## Instructions to follow
A copy is needed of each line in the records that has the word "this".

## Data extract
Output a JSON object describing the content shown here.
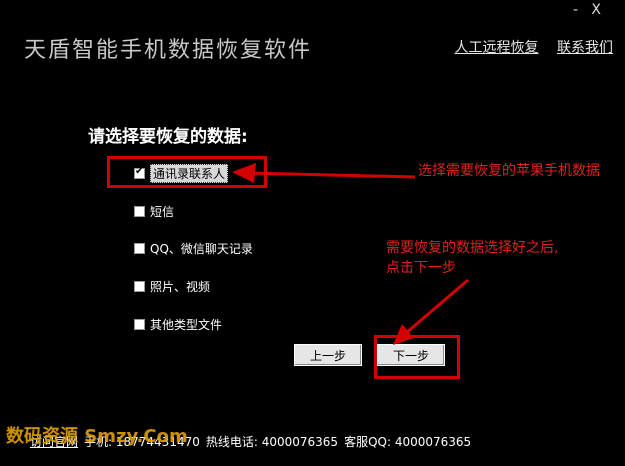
{
  "window": {
    "minimize": "-",
    "close": "X"
  },
  "header": {
    "title": "天盾智能手机数据恢复软件",
    "links": [
      "人工远程恢复",
      "联系我们"
    ]
  },
  "main": {
    "prompt": "请选择要恢复的数据:",
    "options": [
      {
        "label": "通讯录联系人",
        "checked": true
      },
      {
        "label": "短信",
        "checked": false
      },
      {
        "label": "QQ、微信聊天记录",
        "checked": false
      },
      {
        "label": "照片、视频",
        "checked": false
      },
      {
        "label": "其他类型文件",
        "checked": false
      }
    ],
    "buttons": {
      "prev": "上一步",
      "next": "下一步"
    }
  },
  "annotations": {
    "select": "选择需要恢复的苹果手机数据",
    "next": "需要恢复的数据选择好之后,点击下一步"
  },
  "footer": {
    "website": "访问官网",
    "phone": "手机: 18774431470",
    "hotline": "热线电话: 4000076365",
    "qq": "客服QQ: 4000076365"
  },
  "watermark": "数码资源 Smzy.Com",
  "colors": {
    "background": "#000000",
    "annotation": "#e02020"
  }
}
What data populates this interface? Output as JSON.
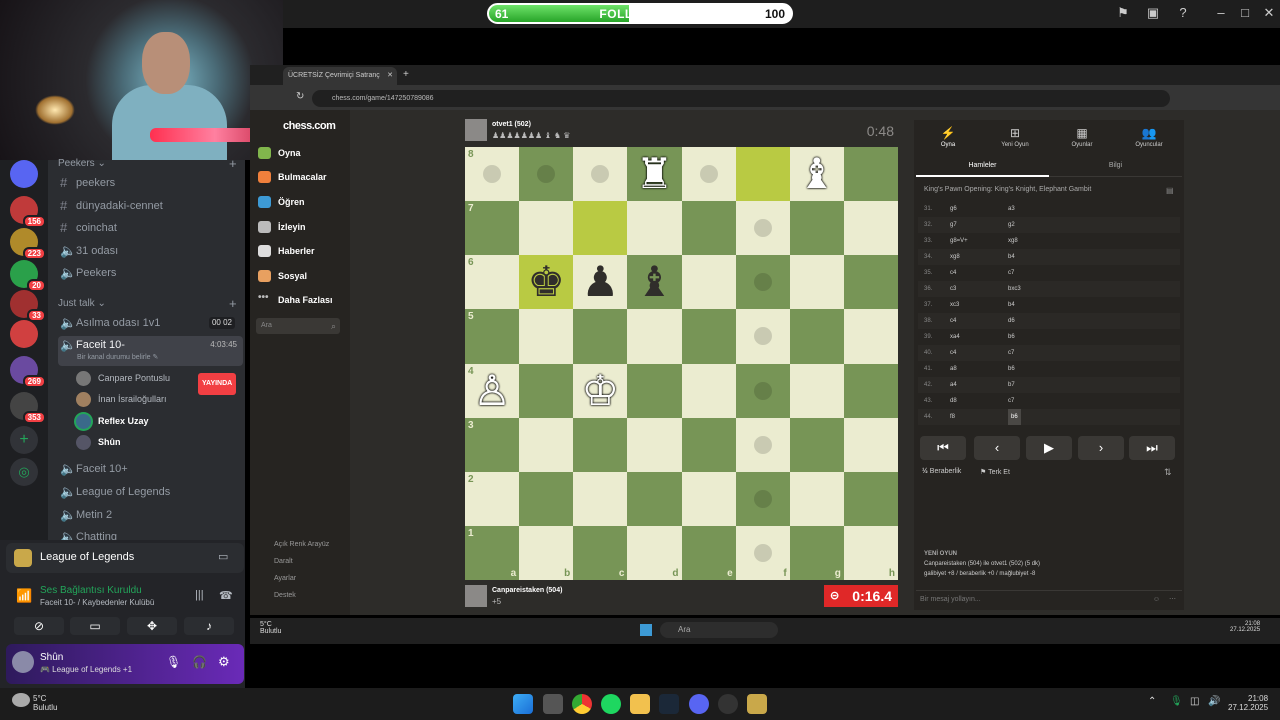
{
  "overlay": {
    "followers_min": "61",
    "followers_label": "FOLLOWERS",
    "followers_max": "100",
    "followers_progress": 0.465,
    "bar_colors": {
      "fill": "#4cc34a",
      "border": "#ffffff"
    }
  },
  "discord": {
    "categories": [
      {
        "label": "Peekers ⌄"
      },
      {
        "label": "Just talk ⌄"
      }
    ],
    "text_channels": [
      "peekers",
      "dünyadaki-cennet",
      "coinchat",
      "31 odası",
      "Peekers"
    ],
    "voice_channels_top": [
      {
        "label": "Asılma odası 1v1",
        "count_a": "00",
        "count_b": "02"
      },
      {
        "label": "Faceit 10-",
        "timer": "4:03:45",
        "status": "Bir kanal durumu belirle ✎"
      }
    ],
    "voice_users": [
      {
        "name": "Canpare Pontuslu",
        "live": "YAYINDA"
      },
      {
        "name": "İnan İsrailoğulları"
      },
      {
        "name": "Reflex Uzay"
      },
      {
        "name": "Shûn"
      }
    ],
    "voice_channels_bottom": [
      "Faceit 10+",
      "League of Legends",
      "Metin 2",
      "Chatting"
    ],
    "server_badges": [
      "156",
      "223",
      "20",
      "33",
      "269",
      "353"
    ],
    "activity": "League of Legends",
    "connection": {
      "title": "Ses Bağlantısı Kuruldu",
      "subtitle": "Faceit 10- / Kaybedenler Kulübü"
    },
    "user": {
      "name": "Shûn",
      "status": "🎮 League of Legends +1"
    }
  },
  "browser": {
    "tab_title": "ÜCRETSİZ Çevrimiçi Satranç",
    "url": "chess.com/game/147250789086"
  },
  "chess_nav": {
    "logo": "chess.com",
    "items": [
      "Oyna",
      "Bulmacalar",
      "Öğren",
      "İzleyin",
      "Haberler",
      "Sosyal",
      "Daha Fazlası"
    ],
    "search_placeholder": "Ara",
    "bottom": [
      "Açık Renk Arayüz",
      "Daralt",
      "Ayarlar",
      "Destek"
    ]
  },
  "game": {
    "top_player": {
      "name": "otvet1 (502)",
      "material": "♟♟♟♟♟♟♟ ♝ ♞ ♛"
    },
    "top_clock": "0:48",
    "bottom_player": {
      "name": "Canpareistaken (504)",
      "material": "+5"
    },
    "bottom_clock": "0:16.4",
    "ranks": [
      "8",
      "7",
      "6",
      "5",
      "4",
      "3",
      "2",
      "1"
    ],
    "files": [
      "a",
      "b",
      "c",
      "d",
      "e",
      "f",
      "g",
      "h"
    ],
    "pieces": [
      {
        "sq": "d8",
        "glyph": "♜",
        "color": "w"
      },
      {
        "sq": "g8",
        "glyph": "♝",
        "color": "w"
      },
      {
        "sq": "b6",
        "glyph": "♚",
        "color": "b"
      },
      {
        "sq": "c6",
        "glyph": "♟",
        "color": "b"
      },
      {
        "sq": "d6",
        "glyph": "♝",
        "color": "b"
      },
      {
        "sq": "a4",
        "glyph": "♙",
        "color": "w"
      },
      {
        "sq": "c4",
        "glyph": "♔",
        "color": "w"
      }
    ],
    "highlights": [
      "f8",
      "c7",
      "b6"
    ],
    "move_dots": [
      "a8",
      "b8",
      "c8",
      "e8",
      "f7",
      "f6",
      "f5",
      "f4",
      "f3",
      "f2",
      "f1"
    ]
  },
  "panel": {
    "tabs": [
      "Oyna",
      "Yeni Oyun",
      "Oyunlar",
      "Oyuncular"
    ],
    "subtabs": [
      "Hamleler",
      "Bilgi"
    ],
    "opening": "King's Pawn Opening: King's Knight, Elephant Gambit",
    "moves": [
      {
        "n": "31.",
        "w": "g6",
        "b": "a3"
      },
      {
        "n": "32.",
        "w": "g7",
        "b": "g2"
      },
      {
        "n": "33.",
        "w": "g8=V+",
        "b": "xg8"
      },
      {
        "n": "34.",
        "w": "xg8",
        "b": "b4"
      },
      {
        "n": "35.",
        "w": "c4",
        "b": "c7"
      },
      {
        "n": "36.",
        "w": "c3",
        "b": "bxc3"
      },
      {
        "n": "37.",
        "w": "xc3",
        "b": "b4"
      },
      {
        "n": "38.",
        "w": "c4",
        "b": "d6"
      },
      {
        "n": "39.",
        "w": "xa4",
        "b": "b6"
      },
      {
        "n": "40.",
        "w": "c4",
        "b": "c7"
      },
      {
        "n": "41.",
        "w": "a8",
        "b": "b6"
      },
      {
        "n": "42.",
        "w": "a4",
        "b": "b7"
      },
      {
        "n": "43.",
        "w": "d8",
        "b": "c7"
      },
      {
        "n": "44.",
        "w": "f8",
        "b": "b6"
      }
    ],
    "draw": "Beraberlik",
    "resign": "Terk Et",
    "new_game_title": "YENİ OYUN",
    "new_game_line1": "Canpareistaken (504) ile otvet1 (502) (5 dk)",
    "new_game_line2": "galibiyet +8 / beraberlik +0 / mağlubiyet -8",
    "message_placeholder": "Bir mesaj yollayın..."
  },
  "inner_taskbar": {
    "weather": "5°C",
    "weather_sub": "Bulutlu",
    "search": "Ara",
    "time": "21:08",
    "date": "27.12.2025"
  },
  "taskbar": {
    "weather": "5°C",
    "weather_sub": "Bulutlu",
    "time": "21:08",
    "date": "27.12.2025"
  }
}
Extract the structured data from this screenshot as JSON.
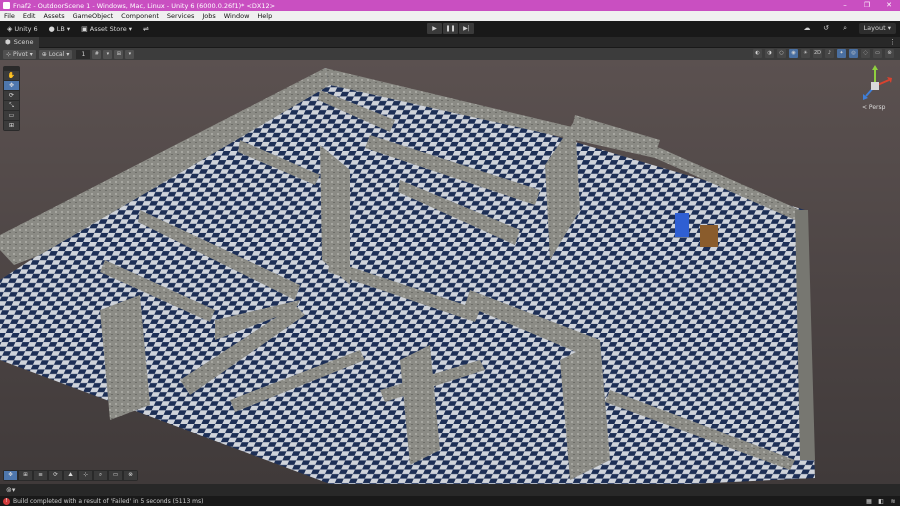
{
  "window": {
    "title": "Fnaf2 - OutdoorScene 1 - Windows, Mac, Linux - Unity 6 (6000.0.26f1)* <DX12>",
    "minimize": "–",
    "maximize": "❐",
    "close": "✕"
  },
  "menu": [
    "File",
    "Edit",
    "Assets",
    "GameObject",
    "Component",
    "Services",
    "Jobs",
    "Window",
    "Help"
  ],
  "toolbar": {
    "unity_label": "Unity 6",
    "account_label": "LB",
    "asset_store_label": "Asset Store",
    "play": "▶",
    "pause": "❚❚",
    "step": "▶|",
    "layout_label": "Layout"
  },
  "scene_tab": {
    "label": "Scene",
    "more": "⋮"
  },
  "scene_toolbar": {
    "pivot_label": "Pivot",
    "local_label": "Local",
    "grid_value": "1"
  },
  "tools": [
    "✋",
    "✥",
    "⟳",
    "⤡",
    "▭",
    "⊞"
  ],
  "gizmo": {
    "persp_label": "< Persp",
    "x_color": "#d9432f",
    "y_color": "#8fcf3f",
    "z_color": "#3f7fd9"
  },
  "status": {
    "message": "Build completed with a result of 'Failed' in 5 seconds (5113 ms)",
    "error_color": "#d23a3a"
  }
}
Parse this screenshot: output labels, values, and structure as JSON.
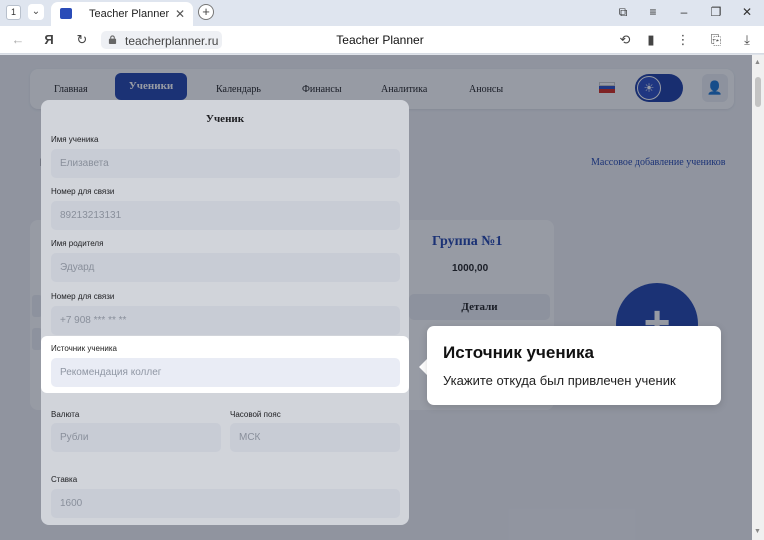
{
  "browser": {
    "tab_count": "1",
    "tab_title": "Teacher Planner",
    "url": "teacherplanner.ru",
    "page_title": "Teacher Planner"
  },
  "nav": {
    "items": [
      "Главная",
      "Ученики",
      "Календарь",
      "Финансы",
      "Аналитика",
      "Анонсы"
    ],
    "active": "Ученики"
  },
  "page": {
    "bulk_add_link": "Массовое добавление учеников",
    "left_stub": "Г"
  },
  "group_card": {
    "title": "Группа №1",
    "price": "1000,00",
    "details_label": "Детали"
  },
  "modal": {
    "title": "Ученик",
    "fields": {
      "name": {
        "label": "Имя ученика",
        "value": "Елизавета"
      },
      "phone": {
        "label": "Номер для связи",
        "value": "89213213131"
      },
      "parent_name": {
        "label": "Имя родителя",
        "value": "Эдуард"
      },
      "parent_phone": {
        "label": "Номер для связи",
        "value": "+7 908 *** ** **"
      },
      "source": {
        "label": "Источник ученика",
        "value": "Рекомендация коллег"
      },
      "currency": {
        "label": "Валюта",
        "value": "Рубли"
      },
      "timezone": {
        "label": "Часовой пояс",
        "value": "МСК"
      },
      "rate": {
        "label": "Ставка",
        "value": "1600"
      }
    }
  },
  "tooltip": {
    "title": "Источник ученика",
    "text": "Укажите откуда был привлечен ученик"
  },
  "colors": {
    "accent": "#2346ad",
    "overlay": "rgba(20,28,48,0.36)"
  }
}
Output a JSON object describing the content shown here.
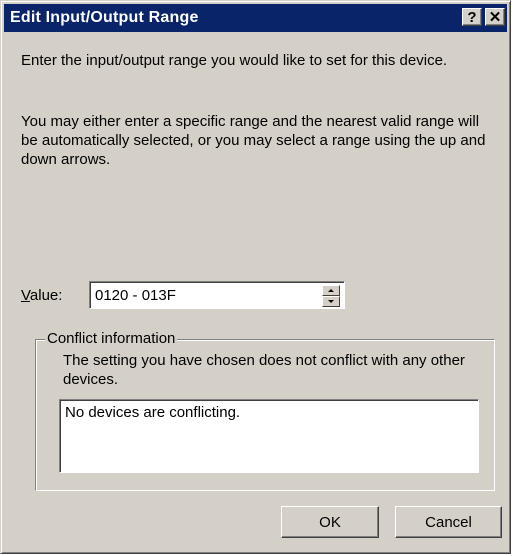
{
  "window": {
    "title": "Edit Input/Output Range",
    "help_button": "?",
    "close_button": "✕"
  },
  "instructions": {
    "line1": "Enter the input/output range you would like to set for this device.",
    "line2": "You may either enter a specific range and the nearest valid range will be automatically selected, or you may select a range using the up and down arrows."
  },
  "value_field": {
    "label_accel": "V",
    "label_rest": "alue:",
    "value": "0120 - 013F"
  },
  "conflict": {
    "legend": "Conflict information",
    "description": "The setting you have chosen does not conflict with any other devices.",
    "list_text": "No devices are conflicting."
  },
  "buttons": {
    "ok": "OK",
    "cancel": "Cancel"
  }
}
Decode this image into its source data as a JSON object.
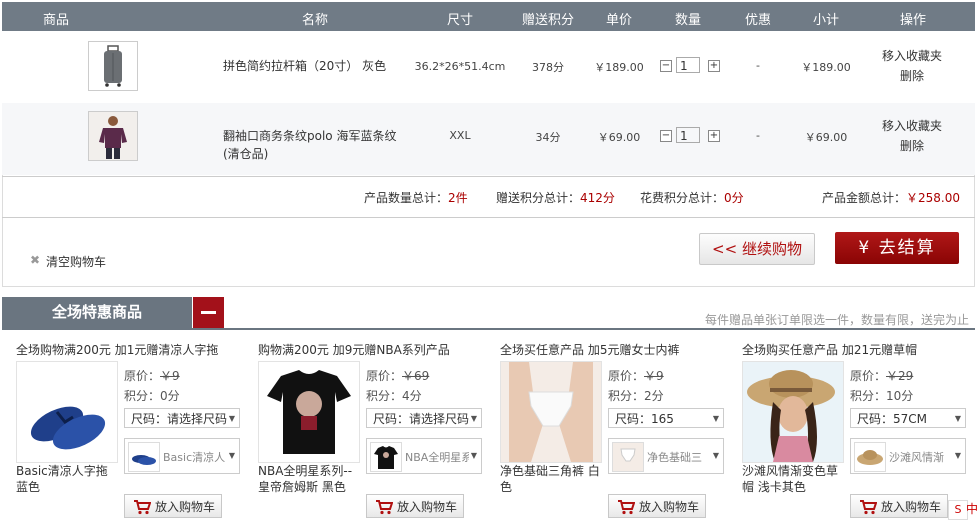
{
  "header": {
    "col_goods": "商品",
    "col_name": "名称",
    "col_size": "尺寸",
    "col_points": "赠送积分",
    "col_price": "单价",
    "col_qty": "数量",
    "col_discount": "优惠",
    "col_subtotal": "小计",
    "col_ops": "操作"
  },
  "items": [
    {
      "name": "拼色简约拉杆箱（20寸） 灰色",
      "size": "36.2*26*51.4cm",
      "points": "378分",
      "price": "￥189.00",
      "qty": "1",
      "discount": "-",
      "subtotal": "￥189.00",
      "op_fav": "移入收藏夹",
      "op_del": "删除",
      "image_icon": "luggage-image"
    },
    {
      "name_line1": "翻袖口商务条纹polo 海军蓝条纹",
      "name_line2": "(清仓品)",
      "size": "XXL",
      "points": "34分",
      "price": "￥69.00",
      "qty": "1",
      "discount": "-",
      "subtotal": "￥69.00",
      "op_fav": "移入收藏夹",
      "op_del": "删除",
      "image_icon": "polo-shirt-image"
    }
  ],
  "totals": {
    "count_label": "产品数量总计：",
    "count_value": "2件",
    "points_label": "赠送积分总计：",
    "points_value": "412分",
    "spent_label": "花费积分总计：",
    "spent_value": "0分",
    "amount_label": "产品金额总计：",
    "amount_value": "￥258.00"
  },
  "actions": {
    "clear_cart": "清空购物车",
    "continue": "<< 继续购物",
    "checkout": "¥ 去结算"
  },
  "promo": {
    "title": "全场特惠商品",
    "note": "每件赠品单张订单限选一件，数量有限，送完为止",
    "cards": [
      {
        "title": "全场购物满200元 加1元赠清凉人字拖",
        "orig_label": "原价：",
        "orig_value": "￥9",
        "points": "积分：0分",
        "size_select": "尺码：请选择尺码",
        "variant": "Basic清凉人",
        "name": "Basic清凉人字拖 蓝色",
        "add": "放入购物车"
      },
      {
        "title": "购物满200元 加9元赠NBA系列产品",
        "orig_label": "原价：",
        "orig_value": "￥69",
        "points": "积分：4分",
        "size_select": "尺码：请选择尺码",
        "variant": "NBA全明星系",
        "name": "NBA全明星系列--皇帝詹姆斯 黑色",
        "add": "放入购物车"
      },
      {
        "title": "全场买任意产品 加5元赠女士内裤",
        "orig_label": "原价：",
        "orig_value": "￥9",
        "points": "积分：2分",
        "size_select": "尺码：165",
        "variant": "净色基础三",
        "name": "净色基础三角裤 白色",
        "add": "放入购物车"
      },
      {
        "title": "全场购买任意产品 加21元赠草帽",
        "orig_label": "原价：",
        "orig_value": "￥29",
        "points": "积分：10分",
        "size_select": "尺码：57CM",
        "variant": "沙滩风情渐",
        "name": "沙滩风情渐变色草帽 浅卡其色",
        "add": "放入购物车"
      }
    ]
  },
  "ime": {
    "logo": "S",
    "mode": "中"
  }
}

## Written answer
What data populates this interface? Output as JSON.
Extract the structured data from this screenshot as JSON.
Parse this screenshot: output labels, values, and structure as JSON.
    "line1": "Enter the input/output range you would like to set for this device.",
Decode this image into its source data as a JSON object.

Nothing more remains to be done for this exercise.